The trial made such an impact the every colony but one established the jury as the first liberty to maintain all other liberties. It was felt that the liberties of people could never be wholly lost as long as the jury remained strong and independent, and that unjust laws and statutes could not stand when confronted by conscientious JURORS. JURORS today face an avalanche of imposter laws. JURORS not only still have the power and the RIGHT, but also the DUTY, to nullify bad laws by voting “not guilty.” At first glance it appears that it is almost unfair, the power JURORS have over government, but necessary when considering the historical track record of oppression that governments have wielded over private citizens.

See also: Part 1, Part 2, Part 3, Part 4, Part 5

Works Cited

Alexander Hamilton, J. J. (1788). THE FEDERALIST PAPERS.

Butler, J. (n.d.). THE BEST OF CARL MILLER. Retrieved January 15, 2013, from MY PRIVATE AUDIO: http://www.myprivateaudio.com/CARLTEXT.pdf; https://www.youtube.com/watch?v=1s-zHrNPfkQ (PARTS 1, 2, & 3)

Geiger, R. (2008, June 4). Background on the First Amendment.
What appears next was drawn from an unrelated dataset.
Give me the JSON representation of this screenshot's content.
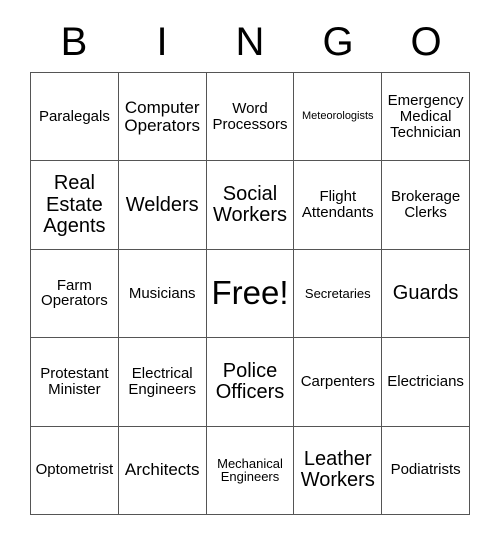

Retrieved March 5, 2013, from Oklahoma State University School of Media & Strategic Communications: http://journalism.okstate.edu/faculty/jsenat/foioklahoma/educationlessons/Background_on_First_Amendment.pdf

Lockhart, W. B., Kamisar, Y., & Choper, J. H. (1970). THE AMERICAN CONSTITUTION Cases and Materials. St. Paul: West Publishing.

McElroy, J. H. (2011, April 9). Understanding the First Amendment’s Religion Clauses. Retrieved March 5, 2013, from First Principles ISI Web Journal: http://www.firstprinciplesjournal.com/articles.aspx?article=1485

Know Your Constitution – Carl Miller Parts 1 – 3 (abt. 1980). [Motion Picture].

Quotable Moments in Time…

George-Washington

“The fate of unborn millions will now depend, under God, on
the courage and conduct of this army…There is nothing that
gives a man consequence, and renders him fit for command,
like a support that renders him independent of everybody but
the State he serves.”

– Letter from George Washington to the president of Congress,
Heights of Harlem (24 September 1776)

visit http://www.thefederalistpapers.org/ and they are also on Facebook and Twitter